The National, “I Am Easy to Find”

There are fewer layers, less fireworks; every part coalesces quietly.
The National, “I Am Easy to Find”

There are fewer layers, less fireworks; every part coalesces quietly.

Words: Will Schube

May 15, 2019

The National
I Am Easy to Find

The National began as a pursuit of excellence, wide landscapes shrunken down to their basest elements in an attempt to tease out perfect morsels of sound. Lyrically, melodically, and musically, the Cincinnati-bred quintet presented moments of unimpeachable beauty, fleeting but powerful, as life’s most profound moments often are. It’s almost unrelatable how sturdy these monuments to life’s traumas remain. From their breakout, Alligator, through 2013’s Trouble Will Find Me, the band has followed this formula. But the songs became crisper, Matt Berninger’s lyrics darker and more meditative, with each release. These were art installations as much as they were tracks.

With 2017’s Sleep Well Beast, though, the diamond-sharp edges began to soften. Paradoxically, this meant a more radicalized, experimental approach. The guitar work of twin brothers Aaron and Bryce Dessner grew more idiosyncratic and layered. Berninger presented a vulnerability not always readily apparent in earlier work. The sibling rhythm section of Scott and Bryan Devendorf shifted from robotic to jamming. If before The National were insistent on following a consistent formula, by 2017 that formula had become a randomized path that veered off course as often as it stayed straight.

Sleep Well Beast found the band revitalized, yet not always certain that their new direction was worth following. With I Am Easy to Find, they stray outside the boundaries of anything they’ve done before.

The first thing you notice are the voices. Notice “voices” is plural. It’s always been Berninger’s quivering baritone and nothing else, but here, there are voices everywhere, many of them female. It adds colors to the palette we never knew were needed—and now that they’re available, they make all the difference.
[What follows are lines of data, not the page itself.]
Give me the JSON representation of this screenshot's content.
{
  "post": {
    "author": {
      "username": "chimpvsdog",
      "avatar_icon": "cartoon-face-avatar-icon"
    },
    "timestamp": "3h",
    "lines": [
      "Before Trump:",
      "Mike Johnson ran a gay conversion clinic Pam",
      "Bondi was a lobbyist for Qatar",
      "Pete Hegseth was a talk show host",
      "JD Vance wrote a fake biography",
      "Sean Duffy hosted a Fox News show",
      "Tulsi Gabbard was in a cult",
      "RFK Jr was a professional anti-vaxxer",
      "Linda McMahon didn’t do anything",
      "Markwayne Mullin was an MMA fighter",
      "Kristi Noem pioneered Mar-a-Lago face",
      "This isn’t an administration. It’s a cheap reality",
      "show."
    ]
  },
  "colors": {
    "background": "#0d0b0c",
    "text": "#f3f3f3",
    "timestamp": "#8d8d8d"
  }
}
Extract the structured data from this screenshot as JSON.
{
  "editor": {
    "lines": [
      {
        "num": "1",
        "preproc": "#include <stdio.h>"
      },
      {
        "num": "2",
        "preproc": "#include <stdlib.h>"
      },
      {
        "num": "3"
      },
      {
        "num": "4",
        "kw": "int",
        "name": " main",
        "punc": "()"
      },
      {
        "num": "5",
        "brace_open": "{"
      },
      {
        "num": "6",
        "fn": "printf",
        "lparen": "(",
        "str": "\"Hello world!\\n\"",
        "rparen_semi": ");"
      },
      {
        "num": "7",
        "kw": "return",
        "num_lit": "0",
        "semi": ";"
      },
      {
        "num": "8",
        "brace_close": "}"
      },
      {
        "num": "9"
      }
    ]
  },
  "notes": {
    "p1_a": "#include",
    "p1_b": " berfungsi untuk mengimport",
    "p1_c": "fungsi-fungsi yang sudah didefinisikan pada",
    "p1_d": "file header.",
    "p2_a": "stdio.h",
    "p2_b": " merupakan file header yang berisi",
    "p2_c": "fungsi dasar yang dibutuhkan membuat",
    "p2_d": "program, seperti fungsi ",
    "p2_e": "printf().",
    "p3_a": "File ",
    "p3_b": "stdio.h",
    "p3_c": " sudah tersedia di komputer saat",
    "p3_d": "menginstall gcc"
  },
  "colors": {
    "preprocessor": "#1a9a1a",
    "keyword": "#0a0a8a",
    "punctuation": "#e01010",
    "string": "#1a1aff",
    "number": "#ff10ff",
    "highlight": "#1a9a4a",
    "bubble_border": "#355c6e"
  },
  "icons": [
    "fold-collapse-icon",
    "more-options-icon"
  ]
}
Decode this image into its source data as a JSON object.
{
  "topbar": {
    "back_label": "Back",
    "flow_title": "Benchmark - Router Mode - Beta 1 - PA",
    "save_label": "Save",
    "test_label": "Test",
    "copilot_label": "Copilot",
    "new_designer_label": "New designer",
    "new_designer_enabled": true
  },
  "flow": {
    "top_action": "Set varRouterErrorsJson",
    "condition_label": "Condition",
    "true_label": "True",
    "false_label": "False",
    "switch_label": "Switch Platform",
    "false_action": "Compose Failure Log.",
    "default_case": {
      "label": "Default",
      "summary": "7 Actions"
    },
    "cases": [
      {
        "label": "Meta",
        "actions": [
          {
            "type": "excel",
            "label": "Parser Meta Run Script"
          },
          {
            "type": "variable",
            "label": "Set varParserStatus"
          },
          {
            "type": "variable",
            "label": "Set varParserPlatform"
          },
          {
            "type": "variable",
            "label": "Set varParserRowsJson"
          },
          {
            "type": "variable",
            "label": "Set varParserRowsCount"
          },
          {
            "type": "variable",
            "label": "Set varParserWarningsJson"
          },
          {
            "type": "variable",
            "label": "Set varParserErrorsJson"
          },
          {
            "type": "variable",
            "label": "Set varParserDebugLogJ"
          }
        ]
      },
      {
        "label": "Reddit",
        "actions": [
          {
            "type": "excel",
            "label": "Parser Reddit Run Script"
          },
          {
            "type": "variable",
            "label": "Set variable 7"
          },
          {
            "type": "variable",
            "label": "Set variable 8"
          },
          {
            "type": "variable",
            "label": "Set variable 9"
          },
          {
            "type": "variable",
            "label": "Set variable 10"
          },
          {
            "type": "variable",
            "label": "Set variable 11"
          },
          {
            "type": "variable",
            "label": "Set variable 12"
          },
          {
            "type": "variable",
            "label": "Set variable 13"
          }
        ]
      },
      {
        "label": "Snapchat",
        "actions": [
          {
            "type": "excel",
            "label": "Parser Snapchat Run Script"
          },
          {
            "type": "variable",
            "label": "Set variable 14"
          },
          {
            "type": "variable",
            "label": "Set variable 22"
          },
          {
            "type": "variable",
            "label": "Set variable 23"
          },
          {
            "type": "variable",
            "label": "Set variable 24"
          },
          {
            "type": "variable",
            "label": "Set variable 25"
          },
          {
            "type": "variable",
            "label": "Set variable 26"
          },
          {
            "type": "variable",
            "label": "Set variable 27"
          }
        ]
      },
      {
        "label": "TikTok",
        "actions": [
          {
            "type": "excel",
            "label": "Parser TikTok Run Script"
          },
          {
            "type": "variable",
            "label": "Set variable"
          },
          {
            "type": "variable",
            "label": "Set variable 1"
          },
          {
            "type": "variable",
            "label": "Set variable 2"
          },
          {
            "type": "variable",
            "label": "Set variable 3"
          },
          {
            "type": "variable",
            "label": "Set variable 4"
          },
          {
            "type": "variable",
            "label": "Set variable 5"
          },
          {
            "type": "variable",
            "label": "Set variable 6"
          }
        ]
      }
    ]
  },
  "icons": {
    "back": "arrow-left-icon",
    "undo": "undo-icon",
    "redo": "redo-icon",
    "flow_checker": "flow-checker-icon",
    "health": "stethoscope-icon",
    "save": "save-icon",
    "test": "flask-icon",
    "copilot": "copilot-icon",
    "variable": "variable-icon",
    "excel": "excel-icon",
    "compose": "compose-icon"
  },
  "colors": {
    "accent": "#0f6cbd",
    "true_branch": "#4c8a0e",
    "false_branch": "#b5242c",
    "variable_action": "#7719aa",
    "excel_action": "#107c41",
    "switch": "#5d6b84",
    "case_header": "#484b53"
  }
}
These changes make The National sound young. They’ve always been engaged, but here, the reset proves invaluable.

“Quiet Light” teases out rumbling synths and airily strummed acoustic guitars that sit in the back of the speakers, adding more texture than melody. Sings Berninger, “I’m learning to lie in the quiet light / While I watch the sky go from black to gray / Learning how not to die.” It’s as much about his band as it is about a dreary evening of heartbreak.

At sixteen tracks, I Am Easy to Find is always at risk of losing itself, but at this point, The National are embracing chaos and chance in their music. They’ve long been maximalists in philosophy, if not always in sound, and that’s mostly how they operate here. There are fewer layers, less fireworks; every part coalesces quietly.

Take “Not in Kansas,” the record’s seven-minute emotional center. Berninger’s voice is barely above a whisper, slurred and exhausted. “Move back home with mom and dad / the pool is drained and they’re not there,” he sings. It’s an imagined past, the ghost of something that never existed. It’s one of the prettiest National songs to date, slow and melting and full of heartbreak. Berninger is almost freestyling here, looser than he normally allows himself to be. We get references to R.E.M. and movie sequels, Annette Bening and The Wizard of Oz.

So often, The National’s music exists outside of time and space because Berninger’s words are so impressionistic. This time, they’re grounded in our reality. We finally share the world they do. It’s album number eight, and the band has gotten a little weirder, a little more like the rest of us.